By Brenda Hopf
As I read Karen Muensterman’s article in this column on June 21, I felt a wave of unexpected emotion radiate throughout my body as tears welled up in my eyes. I was puzzled as to why her words had provoked this response in me. As I pondered the thoughts she shared about changes involving two of her former pastors, Father Ray Brenner and Father Phil Kreilein, and the “new guy” assigned to her parish, Father Jerry Pratt, several possible reasons came to mind as to why my heart was touched so deeply.
One possible reason for my reaction was that the parish of which I am a member is experiencing some changes like Karen’s parish, not unlike many parishes in our diocesan family. Our Divine Mercy Parish family had to say goodbye to Father Christopher Droste, a young priest who was ordained a mere six years ago. We were so very fortunate to be the recipient of the gifts God bestowed on him, which he so willingly shared with our parish family. Father Christopher is a man with such a caring heart who feels so deeply that if you allowed yourself, you could be drawn into his sincere and sometimes tearful emotion. Experiencing a young, newly ordained priest is not something the communities of our parish had experienced as far back as my lifetime membership here goes and, without giving away my age, let’s just say that it is a very long time.
Another possible reason for my emotional reaction as I read Karen’s article may have been the unexpected news that Divine Mercy Parish would not only be sending Father Christopher on to another parish, but there would not be a priest available to replace him as our pastor. We have been assigned a Pastoral Life Coordinator, Janie Kempf, a current member of our parish family. While I feel sad that we will not have a pastor, anxiety for Janie as to what she might face as our pastoral leader and just simply the natural human fear of the unknown, I am confident that Divine Mercy Parish will continue to be a vibrant, faith-filled parish.

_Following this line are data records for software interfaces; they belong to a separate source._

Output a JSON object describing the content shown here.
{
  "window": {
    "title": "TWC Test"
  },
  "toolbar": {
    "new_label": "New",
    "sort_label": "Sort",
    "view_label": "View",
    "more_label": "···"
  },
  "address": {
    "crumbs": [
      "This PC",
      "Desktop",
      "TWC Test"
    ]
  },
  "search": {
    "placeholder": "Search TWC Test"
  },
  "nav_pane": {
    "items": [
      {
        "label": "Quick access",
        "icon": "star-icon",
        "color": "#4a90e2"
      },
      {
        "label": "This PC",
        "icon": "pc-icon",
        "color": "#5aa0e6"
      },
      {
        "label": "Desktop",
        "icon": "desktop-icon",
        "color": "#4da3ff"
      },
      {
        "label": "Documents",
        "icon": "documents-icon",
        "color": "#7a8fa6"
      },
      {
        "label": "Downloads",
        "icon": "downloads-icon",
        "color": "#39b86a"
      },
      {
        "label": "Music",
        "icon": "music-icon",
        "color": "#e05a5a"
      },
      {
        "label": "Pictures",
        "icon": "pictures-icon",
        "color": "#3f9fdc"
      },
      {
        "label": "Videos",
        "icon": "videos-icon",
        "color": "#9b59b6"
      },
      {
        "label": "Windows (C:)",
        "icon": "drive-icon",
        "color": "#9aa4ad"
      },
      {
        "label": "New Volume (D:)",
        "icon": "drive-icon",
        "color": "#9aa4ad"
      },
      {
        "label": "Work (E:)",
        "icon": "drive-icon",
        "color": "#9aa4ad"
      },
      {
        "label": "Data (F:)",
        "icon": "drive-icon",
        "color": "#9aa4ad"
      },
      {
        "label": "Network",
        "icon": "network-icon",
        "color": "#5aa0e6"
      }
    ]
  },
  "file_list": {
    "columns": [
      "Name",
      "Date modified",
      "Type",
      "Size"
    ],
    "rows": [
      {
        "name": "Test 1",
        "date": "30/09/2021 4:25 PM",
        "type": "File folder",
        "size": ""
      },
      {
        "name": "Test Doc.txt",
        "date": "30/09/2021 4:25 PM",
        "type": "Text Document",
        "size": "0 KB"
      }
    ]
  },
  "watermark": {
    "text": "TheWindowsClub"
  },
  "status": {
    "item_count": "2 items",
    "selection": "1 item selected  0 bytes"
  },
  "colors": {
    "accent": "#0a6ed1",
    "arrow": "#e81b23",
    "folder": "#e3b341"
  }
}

Many parishes here in our diocesan family are experiencing very similar situations as Karen described in her article and what I have just shared with you about my parish family. Wherever you are, whatever you are experiencing in the life of your parish, there is something that we all share in common and need to be reminded of often; that is the fact that we are all a part of the body of Christ, keyword being part. Yes, each one of us is a part of something big and something very important in the life of the church; and without our willingness to share the gifts of our part, the body cannot properly function.
It is so easy to overlook or completely forget that each of us is an integral part of that body – the body of the church, the body of Christ. By the weakness of our human nature, we have a tendency to judge the leadership of our parishes, whether that be a pastor or a pastoral life coordinator or even the retired priests who fill in when a pastor cannot be there. Many of us, myself included, tend to assess the life of our parish and then place blame for what is lacking on our pastoral leadership when, in fact, they are only a part of the body of Christ of which we are all members. Each one of our pastoral leaders has been given gifts to be shared for the good of the church. What we often fail to remember is that we also have been given special gifts to be shared to make the church here on earth what it is truly meant to be. Without our part, the church is not whole and the body will not function as Christ intends.
Let’s just be real. We all do it; regardless of whether we say it out loud, the thoughts are there. We size up the pastoral leadership, basing what we think they are doing right or wrong mostly on our own personal needs and wants; and if we can’t check off everything on our list, we may simply throw our arms in the air and wait for the next pastor. Or maybe we love our pastor and we do not want to give him up and let him share his gifts with another parish. Either way, there’s something wrong with this picture. With all the pastoral changes that just took place in our diocesan family, maybe this would be a good time to challenge ourselves to prayerfully discern how we might share the unique gifts we have been given so that the body of Christ can function properly. Let’s love our pastoral leadership for the gifts they have to offer us, and let us soak up every one of those gifts while they are a part of our parish family. When they move on, let us gladly share them with the next parish to which they are assigned. Through prayer and discernment may we come to know our gifts and how we might respectfully use them to complete all the parts of the body of Christ. We might do well to ask ourselves when our pastoral leader does not meet all the criteria on our checklist, “Am I the missing part?”
Brenda Hopf is a member of Divine Mercy Parish in Dubois County and also contributes to the “Sharing the Load” column in The Message.